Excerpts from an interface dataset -
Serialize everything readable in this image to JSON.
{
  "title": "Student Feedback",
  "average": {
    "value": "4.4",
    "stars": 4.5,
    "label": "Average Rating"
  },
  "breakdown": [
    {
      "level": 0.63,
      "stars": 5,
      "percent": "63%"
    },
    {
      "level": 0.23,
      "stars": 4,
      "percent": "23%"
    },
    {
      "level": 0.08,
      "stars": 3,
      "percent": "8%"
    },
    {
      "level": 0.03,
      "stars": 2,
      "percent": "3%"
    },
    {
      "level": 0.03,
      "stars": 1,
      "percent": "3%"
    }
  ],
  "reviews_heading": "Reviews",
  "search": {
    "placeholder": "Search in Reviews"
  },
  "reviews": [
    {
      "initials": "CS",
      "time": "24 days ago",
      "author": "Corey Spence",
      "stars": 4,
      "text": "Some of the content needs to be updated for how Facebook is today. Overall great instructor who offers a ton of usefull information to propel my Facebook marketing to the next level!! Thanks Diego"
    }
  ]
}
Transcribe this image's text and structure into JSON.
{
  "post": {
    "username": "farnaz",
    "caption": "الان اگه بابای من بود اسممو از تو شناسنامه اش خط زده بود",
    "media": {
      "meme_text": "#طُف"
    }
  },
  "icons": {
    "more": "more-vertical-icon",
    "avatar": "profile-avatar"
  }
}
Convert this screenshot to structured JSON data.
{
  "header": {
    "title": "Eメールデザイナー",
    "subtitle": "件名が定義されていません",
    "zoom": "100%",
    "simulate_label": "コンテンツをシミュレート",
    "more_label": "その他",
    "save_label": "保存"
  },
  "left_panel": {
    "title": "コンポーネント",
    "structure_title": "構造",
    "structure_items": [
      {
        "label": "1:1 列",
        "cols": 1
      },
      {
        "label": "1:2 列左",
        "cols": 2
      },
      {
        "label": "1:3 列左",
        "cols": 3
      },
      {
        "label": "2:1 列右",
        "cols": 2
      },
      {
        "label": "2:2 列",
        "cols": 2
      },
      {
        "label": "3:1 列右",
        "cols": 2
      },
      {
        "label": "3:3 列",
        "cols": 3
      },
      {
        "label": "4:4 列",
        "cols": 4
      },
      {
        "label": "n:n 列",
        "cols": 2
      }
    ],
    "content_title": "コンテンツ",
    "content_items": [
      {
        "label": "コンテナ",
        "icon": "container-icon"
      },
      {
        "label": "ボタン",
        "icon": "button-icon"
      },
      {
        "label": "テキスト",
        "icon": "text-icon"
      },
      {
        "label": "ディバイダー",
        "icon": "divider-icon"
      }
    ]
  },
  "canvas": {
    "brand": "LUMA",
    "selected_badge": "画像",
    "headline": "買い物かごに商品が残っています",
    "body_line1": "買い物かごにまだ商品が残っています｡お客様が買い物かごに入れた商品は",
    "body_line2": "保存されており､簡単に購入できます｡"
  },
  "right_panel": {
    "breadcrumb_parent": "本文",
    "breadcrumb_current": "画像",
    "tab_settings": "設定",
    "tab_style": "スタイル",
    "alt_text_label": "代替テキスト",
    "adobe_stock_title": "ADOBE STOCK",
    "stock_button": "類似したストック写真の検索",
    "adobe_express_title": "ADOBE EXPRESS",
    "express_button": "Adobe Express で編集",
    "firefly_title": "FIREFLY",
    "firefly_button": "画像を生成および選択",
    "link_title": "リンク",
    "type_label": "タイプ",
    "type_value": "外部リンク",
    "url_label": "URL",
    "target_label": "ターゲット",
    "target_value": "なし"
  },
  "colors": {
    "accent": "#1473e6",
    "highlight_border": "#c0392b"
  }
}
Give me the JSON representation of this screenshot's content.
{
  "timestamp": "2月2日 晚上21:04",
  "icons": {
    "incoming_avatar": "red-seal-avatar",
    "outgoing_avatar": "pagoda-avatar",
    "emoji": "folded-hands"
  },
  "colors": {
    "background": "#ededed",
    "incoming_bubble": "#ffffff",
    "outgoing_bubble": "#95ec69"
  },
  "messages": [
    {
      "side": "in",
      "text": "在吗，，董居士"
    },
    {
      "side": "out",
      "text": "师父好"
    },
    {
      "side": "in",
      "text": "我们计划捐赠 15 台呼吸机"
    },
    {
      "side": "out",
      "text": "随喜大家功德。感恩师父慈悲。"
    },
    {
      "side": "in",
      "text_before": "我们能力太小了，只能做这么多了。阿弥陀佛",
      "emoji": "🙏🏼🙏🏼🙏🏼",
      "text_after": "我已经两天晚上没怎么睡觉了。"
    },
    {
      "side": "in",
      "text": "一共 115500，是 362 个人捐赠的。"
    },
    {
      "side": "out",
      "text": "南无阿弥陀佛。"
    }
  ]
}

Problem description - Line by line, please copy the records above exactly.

Answer space -
Serialize everything readable in this image to JSON.
{
  "title": "Student Feedback",
  "average": {
    "value": "4.4",
    "stars": 4.5,
    "label": "Average Rating"
  },
  "breakdown": [
    {
      "level": 0.63,
      "stars": 5,
      "percent": "63%"
    },
    {
      "level": 0.23,
      "stars": 4,
      "percent": "23%"
    },
    {
      "level": 0.08,
      "stars": 3,
      "percent": "8%"
    },
    {
      "level": 0.03,
      "stars": 2,
      "percent": "3%"
    },
    {
      "level": 0.03,
      "stars": 1,
      "percent": "3%"
    }
  ],
  "reviews_heading": "Reviews",
  "search": {
    "placeholder": "Search in Reviews"
  },
  "reviews": [
    {
      "initials": "CS",
      "time": "24 days ago",
      "author": "Corey Spence",
      "stars": 4,
      "text": "Some of the content needs to be updated for how Facebook is today. Overall great instructor who offers a ton of usefull information to propel my Facebook marketing to the next level!! Thanks Diego"
    }
  ]
}
Transcribe this image's text and structure into JSON.
{
  "post": {
    "username": "farnaz",
    "caption": "الان اگه بابای من بود اسممو از تو شناسنامه اش خط زده بود",
    "media": {
      "meme_text": "#طُف"
    }
  },
  "icons": {
    "more": "more-vertical-icon",
    "avatar": "profile-avatar"
  }
}
Convert this screenshot to structured JSON data.
{
  "header": {
    "title": "Eメールデザイナー",
    "subtitle": "件名が定義されていません",
    "zoom": "100%",
    "simulate_label": "コンテンツをシミュレート",
    "more_label": "その他",
    "save_label": "保存"
  },
  "left_panel": {
    "title": "コンポーネント",
    "structure_title": "構造",
    "structure_items": [
      {
        "label": "1:1 列",
        "cols": 1
      },
      {
        "label": "1:2 列左",
        "cols": 2
      },
      {
        "label": "1:3 列左",
        "cols": 3
      },
      {
        "label": "2:1 列右",
        "cols": 2
      },
      {
        "label": "2:2 列",
        "cols": 2
      },
      {
        "label": "3:1 列右",
        "cols": 2
      },
      {
        "label": "3:3 列",
        "cols": 3
      },
      {
        "label": "4:4 列",
        "cols": 4
      },
      {
        "label": "n:n 列",
        "cols": 2
      }
    ],
    "content_title": "コンテンツ",
    "content_items": [
      {
        "label": "コンテナ",
        "icon": "container-icon"
      },
      {
        "label": "ボタン",
        "icon": "button-icon"
      },
      {
        "label": "テキスト",
        "icon": "text-icon"
      },
      {
        "label": "ディバイダー",
        "icon": "divider-icon"
      }
    ]
  },
  "canvas": {
    "brand": "LUMA",
    "selected_badge": "画像",
    "headline": "買い物かごに商品が残っています",
    "body_line1": "買い物かごにまだ商品が残っています｡お客様が買い物かごに入れた商品は",
    "body_line2": "保存されており､簡単に購入できます｡"
  },
  "right_panel": {
    "breadcrumb_parent": "本文",
    "breadcrumb_current": "画像",
    "tab_settings": "設定",
    "tab_style": "スタイル",
    "alt_text_label": "代替テキスト",
    "adobe_stock_title": "ADOBE STOCK",
    "stock_button": "類似したストック写真の検索",
    "adobe_express_title": "ADOBE EXPRESS",
    "express_button": "Adobe Express で編集",
    "firefly_title": "FIREFLY",
    "firefly_button": "画像を生成および選択",
    "link_title": "リンク",
    "type_label": "タイプ",
    "type_value": "外部リンク",
    "url_label": "URL",
    "target_label": "ターゲット",
    "target_value": "なし"
  },
  "colors": {
    "accent": "#1473e6",
    "highlight_border": "#c0392b"
  }
}
Give me the JSON representation of this screenshot's content.
{
  "timestamp": "2月2日 晚上21:04",
  "icons": {
    "incoming_avatar": "red-seal-avatar",
    "outgoing_avatar": "pagoda-avatar",
    "emoji": "folded-hands"
  },
  "colors": {
    "background": "#ededed",
    "incoming_bubble": "#ffffff",
    "outgoing_bubble": "#95ec69"
  },
  "messages": [
    {
      "side": "in",
      "text": "在吗，，董居士"
    },
    {
      "side": "out",
      "text": "师父好"
    },
    {
      "side": "in",
      "text": "我们计划捐赠 15 台呼吸机"
    },
    {
      "side": "out",
      "text": "随喜大家功德。感恩师父慈悲。"
    },
    {
      "side": "in",
      "text_before": "我们能力太小了，只能做这么多了。阿弥陀佛",
      "emoji": "🙏🏼🙏🏼🙏🏼",
      "text_after": "我已经两天晚上没怎么睡觉了。"
    },
    {
      "side": "in",
      "text": "一共 115500，是 362 个人捐赠的。"
    },
    {
      "side": "out",
      "text": "南无阿弥陀佛。"
    }
  ]
}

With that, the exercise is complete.